* What is expected
In how many lines of the data does the word "Ctrl" appear? Give the number by itself.

[Entries from a dataset of interfaces]
○ ○ ○

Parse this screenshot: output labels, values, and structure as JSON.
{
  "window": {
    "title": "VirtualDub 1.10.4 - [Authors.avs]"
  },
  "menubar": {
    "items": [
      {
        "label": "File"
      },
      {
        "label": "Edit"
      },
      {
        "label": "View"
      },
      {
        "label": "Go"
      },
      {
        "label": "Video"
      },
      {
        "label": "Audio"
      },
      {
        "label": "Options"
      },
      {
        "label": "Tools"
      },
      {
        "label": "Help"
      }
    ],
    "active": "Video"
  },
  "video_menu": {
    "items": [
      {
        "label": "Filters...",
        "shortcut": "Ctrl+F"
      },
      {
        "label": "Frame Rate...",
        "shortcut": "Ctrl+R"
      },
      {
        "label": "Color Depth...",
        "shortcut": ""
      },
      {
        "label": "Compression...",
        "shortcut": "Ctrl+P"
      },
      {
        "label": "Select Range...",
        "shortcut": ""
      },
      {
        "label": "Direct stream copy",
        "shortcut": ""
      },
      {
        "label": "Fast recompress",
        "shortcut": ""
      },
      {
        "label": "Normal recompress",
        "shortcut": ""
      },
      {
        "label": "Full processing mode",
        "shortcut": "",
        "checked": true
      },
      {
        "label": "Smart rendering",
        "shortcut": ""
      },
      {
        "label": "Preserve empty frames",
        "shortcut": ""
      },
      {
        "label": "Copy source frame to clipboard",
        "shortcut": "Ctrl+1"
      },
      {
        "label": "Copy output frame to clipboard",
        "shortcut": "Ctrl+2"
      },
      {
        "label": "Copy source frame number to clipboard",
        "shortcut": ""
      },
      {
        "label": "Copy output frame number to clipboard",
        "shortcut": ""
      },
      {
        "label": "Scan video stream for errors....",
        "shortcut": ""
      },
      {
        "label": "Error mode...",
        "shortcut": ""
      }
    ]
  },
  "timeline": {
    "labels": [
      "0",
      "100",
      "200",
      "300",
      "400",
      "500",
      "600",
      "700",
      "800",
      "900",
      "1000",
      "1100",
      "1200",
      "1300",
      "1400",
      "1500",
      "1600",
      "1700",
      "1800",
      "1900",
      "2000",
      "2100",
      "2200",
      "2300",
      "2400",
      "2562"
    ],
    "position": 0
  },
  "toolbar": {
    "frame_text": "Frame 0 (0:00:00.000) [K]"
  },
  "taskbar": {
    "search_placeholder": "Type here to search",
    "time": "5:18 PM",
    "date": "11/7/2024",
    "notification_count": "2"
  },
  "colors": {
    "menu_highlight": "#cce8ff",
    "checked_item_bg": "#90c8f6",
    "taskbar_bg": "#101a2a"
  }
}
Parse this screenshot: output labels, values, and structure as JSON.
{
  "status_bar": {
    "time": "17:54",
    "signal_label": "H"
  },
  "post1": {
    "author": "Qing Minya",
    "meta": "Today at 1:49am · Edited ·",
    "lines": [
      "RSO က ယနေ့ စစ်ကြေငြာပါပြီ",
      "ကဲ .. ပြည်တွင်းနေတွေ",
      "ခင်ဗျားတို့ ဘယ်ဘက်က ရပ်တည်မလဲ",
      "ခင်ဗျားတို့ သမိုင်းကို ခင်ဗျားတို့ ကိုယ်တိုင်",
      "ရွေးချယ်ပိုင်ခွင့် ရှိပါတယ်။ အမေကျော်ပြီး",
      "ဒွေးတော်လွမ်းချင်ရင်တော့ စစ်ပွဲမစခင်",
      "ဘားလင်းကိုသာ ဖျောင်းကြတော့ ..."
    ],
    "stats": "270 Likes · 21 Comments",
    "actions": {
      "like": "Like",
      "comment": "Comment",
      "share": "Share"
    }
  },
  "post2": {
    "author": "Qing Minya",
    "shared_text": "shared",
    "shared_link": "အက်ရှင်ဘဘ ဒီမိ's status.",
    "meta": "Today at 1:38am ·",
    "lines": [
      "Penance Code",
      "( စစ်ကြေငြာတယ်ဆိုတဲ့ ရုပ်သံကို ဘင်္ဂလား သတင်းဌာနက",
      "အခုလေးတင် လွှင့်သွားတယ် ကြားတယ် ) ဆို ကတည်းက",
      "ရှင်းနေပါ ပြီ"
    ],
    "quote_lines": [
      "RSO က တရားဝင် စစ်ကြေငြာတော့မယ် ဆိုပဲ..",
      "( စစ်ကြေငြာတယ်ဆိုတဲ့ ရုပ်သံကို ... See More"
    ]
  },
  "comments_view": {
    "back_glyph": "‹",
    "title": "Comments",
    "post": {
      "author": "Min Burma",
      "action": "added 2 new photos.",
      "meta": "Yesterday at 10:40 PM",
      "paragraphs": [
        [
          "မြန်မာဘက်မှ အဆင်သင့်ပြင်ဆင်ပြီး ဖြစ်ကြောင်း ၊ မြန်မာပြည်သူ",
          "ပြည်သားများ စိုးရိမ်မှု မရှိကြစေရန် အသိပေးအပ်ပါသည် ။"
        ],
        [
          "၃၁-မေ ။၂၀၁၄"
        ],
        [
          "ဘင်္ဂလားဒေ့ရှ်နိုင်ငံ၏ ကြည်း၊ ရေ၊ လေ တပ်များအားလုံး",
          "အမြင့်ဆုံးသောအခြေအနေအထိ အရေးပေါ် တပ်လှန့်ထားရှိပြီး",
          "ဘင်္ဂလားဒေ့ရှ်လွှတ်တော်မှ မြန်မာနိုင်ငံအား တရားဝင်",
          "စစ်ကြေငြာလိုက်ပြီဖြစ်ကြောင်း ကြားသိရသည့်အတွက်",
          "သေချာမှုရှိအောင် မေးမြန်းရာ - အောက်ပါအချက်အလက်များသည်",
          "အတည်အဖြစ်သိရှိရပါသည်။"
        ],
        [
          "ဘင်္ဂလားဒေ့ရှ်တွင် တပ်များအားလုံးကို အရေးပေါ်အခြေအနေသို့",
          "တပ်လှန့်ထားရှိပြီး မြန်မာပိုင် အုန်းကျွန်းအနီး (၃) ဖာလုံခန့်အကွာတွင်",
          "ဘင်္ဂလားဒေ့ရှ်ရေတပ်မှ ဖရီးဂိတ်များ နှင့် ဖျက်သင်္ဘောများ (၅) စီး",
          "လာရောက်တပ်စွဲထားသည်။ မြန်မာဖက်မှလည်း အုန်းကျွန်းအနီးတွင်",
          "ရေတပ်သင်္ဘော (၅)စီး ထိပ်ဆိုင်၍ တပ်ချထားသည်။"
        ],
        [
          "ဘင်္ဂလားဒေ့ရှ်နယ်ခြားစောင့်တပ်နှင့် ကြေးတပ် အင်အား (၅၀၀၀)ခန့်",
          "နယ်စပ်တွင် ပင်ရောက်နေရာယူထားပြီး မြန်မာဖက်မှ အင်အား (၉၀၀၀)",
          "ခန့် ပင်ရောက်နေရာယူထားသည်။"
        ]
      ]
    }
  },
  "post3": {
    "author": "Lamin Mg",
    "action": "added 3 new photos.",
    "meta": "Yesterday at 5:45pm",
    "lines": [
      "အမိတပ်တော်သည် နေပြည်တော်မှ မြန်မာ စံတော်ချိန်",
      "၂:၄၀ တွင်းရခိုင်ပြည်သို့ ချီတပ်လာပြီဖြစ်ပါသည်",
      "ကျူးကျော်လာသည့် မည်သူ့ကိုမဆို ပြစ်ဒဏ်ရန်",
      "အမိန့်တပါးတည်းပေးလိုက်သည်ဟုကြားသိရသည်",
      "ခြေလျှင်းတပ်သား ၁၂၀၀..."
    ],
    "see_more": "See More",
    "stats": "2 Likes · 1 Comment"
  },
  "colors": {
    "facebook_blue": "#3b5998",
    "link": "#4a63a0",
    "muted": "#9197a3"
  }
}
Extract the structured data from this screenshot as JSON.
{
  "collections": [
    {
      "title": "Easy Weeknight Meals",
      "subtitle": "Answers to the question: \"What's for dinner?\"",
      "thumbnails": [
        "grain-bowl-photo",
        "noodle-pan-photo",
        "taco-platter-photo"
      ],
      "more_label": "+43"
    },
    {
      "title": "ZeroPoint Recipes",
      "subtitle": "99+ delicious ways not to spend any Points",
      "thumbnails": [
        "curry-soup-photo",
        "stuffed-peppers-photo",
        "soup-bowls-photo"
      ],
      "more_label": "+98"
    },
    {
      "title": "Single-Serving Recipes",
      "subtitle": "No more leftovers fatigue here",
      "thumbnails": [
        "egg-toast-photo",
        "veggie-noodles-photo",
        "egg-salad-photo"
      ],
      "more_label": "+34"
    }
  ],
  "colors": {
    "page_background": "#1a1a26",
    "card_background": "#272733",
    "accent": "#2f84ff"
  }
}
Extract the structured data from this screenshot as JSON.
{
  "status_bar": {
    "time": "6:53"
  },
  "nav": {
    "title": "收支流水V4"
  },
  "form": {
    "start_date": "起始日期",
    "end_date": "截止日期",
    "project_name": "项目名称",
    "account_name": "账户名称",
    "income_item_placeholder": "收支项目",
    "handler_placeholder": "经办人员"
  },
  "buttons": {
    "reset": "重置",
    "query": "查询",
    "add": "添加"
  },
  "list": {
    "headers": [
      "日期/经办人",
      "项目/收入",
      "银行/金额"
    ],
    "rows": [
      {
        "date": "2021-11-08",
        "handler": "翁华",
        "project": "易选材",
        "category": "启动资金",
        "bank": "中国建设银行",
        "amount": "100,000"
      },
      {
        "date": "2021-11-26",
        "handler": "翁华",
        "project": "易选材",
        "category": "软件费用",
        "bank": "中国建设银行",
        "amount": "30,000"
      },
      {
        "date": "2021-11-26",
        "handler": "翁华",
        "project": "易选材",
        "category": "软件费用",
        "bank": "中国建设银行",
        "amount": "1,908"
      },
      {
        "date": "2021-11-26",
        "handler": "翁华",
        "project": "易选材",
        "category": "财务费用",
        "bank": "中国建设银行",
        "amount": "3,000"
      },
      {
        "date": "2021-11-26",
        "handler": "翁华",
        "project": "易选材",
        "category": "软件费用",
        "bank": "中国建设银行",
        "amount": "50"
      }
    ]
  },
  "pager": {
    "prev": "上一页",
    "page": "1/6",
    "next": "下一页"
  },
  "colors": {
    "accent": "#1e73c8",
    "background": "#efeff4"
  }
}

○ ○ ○

* Answer area
5